### Dataset rows describing interfaces
————

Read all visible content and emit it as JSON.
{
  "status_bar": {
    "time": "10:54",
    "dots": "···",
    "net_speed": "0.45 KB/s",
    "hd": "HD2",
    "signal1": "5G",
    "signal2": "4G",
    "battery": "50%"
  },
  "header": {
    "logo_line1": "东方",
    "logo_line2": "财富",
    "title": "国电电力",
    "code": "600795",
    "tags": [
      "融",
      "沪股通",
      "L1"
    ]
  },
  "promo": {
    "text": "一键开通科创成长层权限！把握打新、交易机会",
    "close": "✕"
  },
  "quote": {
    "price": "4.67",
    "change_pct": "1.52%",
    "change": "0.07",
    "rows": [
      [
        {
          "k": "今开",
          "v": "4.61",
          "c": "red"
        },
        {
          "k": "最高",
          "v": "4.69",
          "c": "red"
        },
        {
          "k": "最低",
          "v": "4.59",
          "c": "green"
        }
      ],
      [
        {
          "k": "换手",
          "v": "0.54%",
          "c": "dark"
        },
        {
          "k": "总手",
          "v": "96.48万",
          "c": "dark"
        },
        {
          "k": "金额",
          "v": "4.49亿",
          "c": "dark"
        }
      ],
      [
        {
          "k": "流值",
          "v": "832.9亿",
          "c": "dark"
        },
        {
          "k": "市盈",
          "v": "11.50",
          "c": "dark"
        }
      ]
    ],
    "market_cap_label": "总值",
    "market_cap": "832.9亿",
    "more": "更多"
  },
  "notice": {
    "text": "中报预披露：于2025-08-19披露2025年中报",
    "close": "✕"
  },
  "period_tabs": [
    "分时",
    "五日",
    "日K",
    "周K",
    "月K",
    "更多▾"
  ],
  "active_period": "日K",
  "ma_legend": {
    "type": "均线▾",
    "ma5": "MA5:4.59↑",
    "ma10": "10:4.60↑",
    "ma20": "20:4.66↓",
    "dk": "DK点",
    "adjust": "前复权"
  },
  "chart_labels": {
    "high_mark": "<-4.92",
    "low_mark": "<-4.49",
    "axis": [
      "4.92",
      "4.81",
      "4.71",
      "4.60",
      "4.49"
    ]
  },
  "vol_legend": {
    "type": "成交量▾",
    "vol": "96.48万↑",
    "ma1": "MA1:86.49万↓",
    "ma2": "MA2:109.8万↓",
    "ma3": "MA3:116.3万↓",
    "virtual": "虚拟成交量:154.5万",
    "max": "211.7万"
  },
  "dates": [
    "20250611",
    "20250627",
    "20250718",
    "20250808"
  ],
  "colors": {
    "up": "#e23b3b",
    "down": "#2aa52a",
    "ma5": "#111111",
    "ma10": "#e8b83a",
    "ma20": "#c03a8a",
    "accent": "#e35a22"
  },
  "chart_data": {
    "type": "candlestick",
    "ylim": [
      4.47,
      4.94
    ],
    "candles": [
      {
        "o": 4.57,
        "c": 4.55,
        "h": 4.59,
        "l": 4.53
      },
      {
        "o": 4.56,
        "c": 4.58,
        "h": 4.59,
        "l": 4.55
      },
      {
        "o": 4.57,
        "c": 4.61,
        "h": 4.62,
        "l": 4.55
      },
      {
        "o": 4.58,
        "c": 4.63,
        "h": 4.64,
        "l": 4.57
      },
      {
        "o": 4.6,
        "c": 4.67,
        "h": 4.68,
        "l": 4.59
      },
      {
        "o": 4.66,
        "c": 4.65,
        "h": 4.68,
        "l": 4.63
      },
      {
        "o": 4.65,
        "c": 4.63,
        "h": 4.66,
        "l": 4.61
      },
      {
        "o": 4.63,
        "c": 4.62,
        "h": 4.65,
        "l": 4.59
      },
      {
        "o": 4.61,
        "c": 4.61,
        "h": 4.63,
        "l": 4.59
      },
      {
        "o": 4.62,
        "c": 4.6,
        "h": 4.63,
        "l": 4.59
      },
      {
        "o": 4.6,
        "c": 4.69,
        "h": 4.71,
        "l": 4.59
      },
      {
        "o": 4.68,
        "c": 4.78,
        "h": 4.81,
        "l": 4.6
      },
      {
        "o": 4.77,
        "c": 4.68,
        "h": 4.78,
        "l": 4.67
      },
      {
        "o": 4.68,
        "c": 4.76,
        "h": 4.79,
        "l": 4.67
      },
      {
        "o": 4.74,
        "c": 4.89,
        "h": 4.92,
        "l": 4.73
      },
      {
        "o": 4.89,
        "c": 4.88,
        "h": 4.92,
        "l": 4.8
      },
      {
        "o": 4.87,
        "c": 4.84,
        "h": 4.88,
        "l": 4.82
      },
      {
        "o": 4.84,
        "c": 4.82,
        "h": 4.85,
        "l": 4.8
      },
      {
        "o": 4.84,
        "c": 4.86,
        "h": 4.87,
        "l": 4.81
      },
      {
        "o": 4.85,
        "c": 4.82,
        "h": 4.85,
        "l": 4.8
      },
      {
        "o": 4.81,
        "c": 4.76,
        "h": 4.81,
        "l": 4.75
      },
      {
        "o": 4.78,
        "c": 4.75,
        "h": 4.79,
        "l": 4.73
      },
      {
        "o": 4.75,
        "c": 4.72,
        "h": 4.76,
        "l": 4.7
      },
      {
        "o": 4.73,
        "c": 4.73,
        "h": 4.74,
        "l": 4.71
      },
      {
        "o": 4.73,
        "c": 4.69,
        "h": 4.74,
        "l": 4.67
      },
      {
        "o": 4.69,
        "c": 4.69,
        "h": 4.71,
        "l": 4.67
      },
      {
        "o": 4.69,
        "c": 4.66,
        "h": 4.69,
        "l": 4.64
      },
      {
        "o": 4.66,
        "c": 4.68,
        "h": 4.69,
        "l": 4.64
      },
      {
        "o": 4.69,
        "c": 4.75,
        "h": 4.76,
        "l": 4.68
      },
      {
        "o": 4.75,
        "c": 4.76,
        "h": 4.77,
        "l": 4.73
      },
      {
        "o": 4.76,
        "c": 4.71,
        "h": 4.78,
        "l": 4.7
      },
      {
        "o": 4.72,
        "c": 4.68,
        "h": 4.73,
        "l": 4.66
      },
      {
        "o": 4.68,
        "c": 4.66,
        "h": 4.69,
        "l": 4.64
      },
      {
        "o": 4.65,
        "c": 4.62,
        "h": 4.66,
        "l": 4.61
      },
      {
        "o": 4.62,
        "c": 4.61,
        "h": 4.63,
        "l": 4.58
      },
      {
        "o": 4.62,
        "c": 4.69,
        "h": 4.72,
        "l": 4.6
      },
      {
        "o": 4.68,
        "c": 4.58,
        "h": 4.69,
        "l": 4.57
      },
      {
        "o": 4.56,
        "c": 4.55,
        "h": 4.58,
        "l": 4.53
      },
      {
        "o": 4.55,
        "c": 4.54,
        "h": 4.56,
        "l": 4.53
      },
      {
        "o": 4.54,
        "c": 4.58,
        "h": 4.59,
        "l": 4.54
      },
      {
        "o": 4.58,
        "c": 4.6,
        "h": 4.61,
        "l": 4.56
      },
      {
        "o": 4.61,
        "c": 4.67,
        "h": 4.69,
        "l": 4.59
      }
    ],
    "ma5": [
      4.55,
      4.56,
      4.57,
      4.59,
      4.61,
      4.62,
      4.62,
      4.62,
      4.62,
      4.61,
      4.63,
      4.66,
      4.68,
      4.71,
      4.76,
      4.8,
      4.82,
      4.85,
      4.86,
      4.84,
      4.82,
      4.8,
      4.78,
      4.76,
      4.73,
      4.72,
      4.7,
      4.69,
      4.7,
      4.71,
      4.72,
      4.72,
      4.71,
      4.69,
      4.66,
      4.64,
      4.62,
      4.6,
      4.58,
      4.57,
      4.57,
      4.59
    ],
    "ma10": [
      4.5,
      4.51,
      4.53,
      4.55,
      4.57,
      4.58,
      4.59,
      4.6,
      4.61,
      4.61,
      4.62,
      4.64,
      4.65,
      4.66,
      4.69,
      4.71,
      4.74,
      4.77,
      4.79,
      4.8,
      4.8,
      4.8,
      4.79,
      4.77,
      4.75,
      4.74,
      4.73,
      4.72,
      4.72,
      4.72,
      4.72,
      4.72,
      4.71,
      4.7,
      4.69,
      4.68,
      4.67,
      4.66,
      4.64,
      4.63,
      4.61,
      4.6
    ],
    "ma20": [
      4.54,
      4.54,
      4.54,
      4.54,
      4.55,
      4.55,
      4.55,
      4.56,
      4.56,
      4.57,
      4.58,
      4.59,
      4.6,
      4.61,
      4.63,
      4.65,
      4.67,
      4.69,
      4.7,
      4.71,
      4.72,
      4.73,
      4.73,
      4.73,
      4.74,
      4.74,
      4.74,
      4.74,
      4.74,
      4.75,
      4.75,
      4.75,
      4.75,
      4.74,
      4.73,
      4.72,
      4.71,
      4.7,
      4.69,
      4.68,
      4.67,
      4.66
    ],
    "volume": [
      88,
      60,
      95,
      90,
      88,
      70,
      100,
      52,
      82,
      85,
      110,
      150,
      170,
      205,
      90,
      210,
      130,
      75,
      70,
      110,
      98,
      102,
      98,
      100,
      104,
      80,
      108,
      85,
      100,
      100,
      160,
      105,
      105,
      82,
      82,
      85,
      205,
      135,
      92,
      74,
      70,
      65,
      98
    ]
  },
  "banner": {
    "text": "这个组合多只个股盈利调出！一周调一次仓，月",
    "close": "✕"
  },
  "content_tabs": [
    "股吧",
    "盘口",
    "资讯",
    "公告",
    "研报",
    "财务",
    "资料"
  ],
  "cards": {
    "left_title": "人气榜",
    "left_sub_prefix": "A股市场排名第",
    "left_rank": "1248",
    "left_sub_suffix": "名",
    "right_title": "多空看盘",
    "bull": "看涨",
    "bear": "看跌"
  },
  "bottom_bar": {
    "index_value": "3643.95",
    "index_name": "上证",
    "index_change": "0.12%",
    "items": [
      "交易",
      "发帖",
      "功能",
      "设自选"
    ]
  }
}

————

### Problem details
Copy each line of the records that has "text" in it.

### Answer box
    "text": "一键开通科创成长层权限！把握打新、交易机会",
    "text": "中报预披露：于2025-08-19披露2025年中报",
    "text": "这个组合多只个股盈利调出！一周调一次仓，月",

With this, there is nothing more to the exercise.